Conclusively, BioFors has paved the way for a biotechnological, sustainable production of forskolin in yeast cells. Considering the importance of forskolin biosynthesis using biotechnology means and the impact that these finding could have to the society but also for industrial applications, BioFors results have set the ground for a close collaboration between the researchers involved with a number of other research groups and entities. Today, efforts for the incorporation of forskolin biosynthetic pathway into a number of other hosts are taking place: i) in the moss Physcomitrella patens in collaboration with Henrik Toft Simonsen, Associate Prof. in PLEN, UCPH; ii) in cyanobacteria in collaboration with the group of Prof. Poul Erik Jensen, Prof in PLEN, UCPH; in Escherichia coli in collaboration with Dr. Morten H. H. Nørholm from Novo Nordisk Foundation Center for Biosustainability, Technical University of Denmark and iv) in tobacco chloroplast in order to be able to produce forskolin exclusively in a light driven manner, from the group of Prof. Poul Erik Jensen, Prof in PLEN, UCPH (Lassen et al., 2014).

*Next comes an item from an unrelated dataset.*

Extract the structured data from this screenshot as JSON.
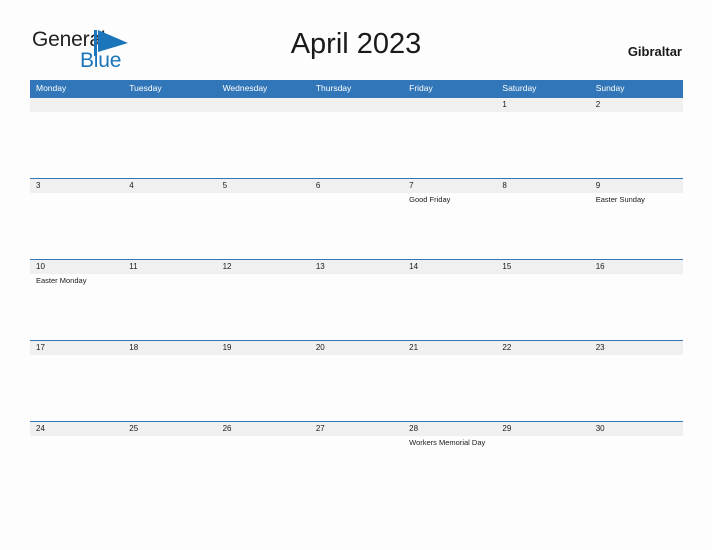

Moreover 4 provisional patents have been filled regarding forskolin biosynthesis pathway discovery and forskolin production in yeast.
Literature
Pateraki I, Andersen-Ranberg J, Hamberger B, Heskes MA, Juel Martens H, Zerbe P, Spanner Bach S, Møller BL, Bohlmann J and Hamberger B. Manoyl oxide (13R), the biosynthetic precursor of forskolin, is synthesized in specialized root cork cells in Coleus forskohlii. Plant Physiology 164: 1222–1236, (2014).
Lassen LM, Nielsen AZ, Ziersen B, Gnanasekaran T, Møller BL, and Jensen PE. Redirecting Photosynthetic Electron Flow into Light-Driven Synthesis of Alternative Products Including High-Value Bioactive Natural Compounds. Acs Synthetic Biology 3: 1-12, (2014).
Nielsen MT, Andersen-Ranberg J, Christensen U, Kristensen M, Harrison SJ, Olsen CE, Hamberger B, Møller BL, and Nørholm MHH. Microbial synthesis of the forskolin precursor manoyl oxide in enantiomerically pure form. Journal of Applied and Environmental Microbiology 80:23, 7258-7265, (2014).
Pateraki I, Andersen-Ranberg J, Jensen NB, Hallström B, Wubset S, Stærk D, Olsen CE, Møller BL, and Hamberger B. Elucidation of the biosynthetic pathway of Forskolin in Coleus forskohlii and pathway reconstitution in yeast cells. Manuscript in preparation, (2015).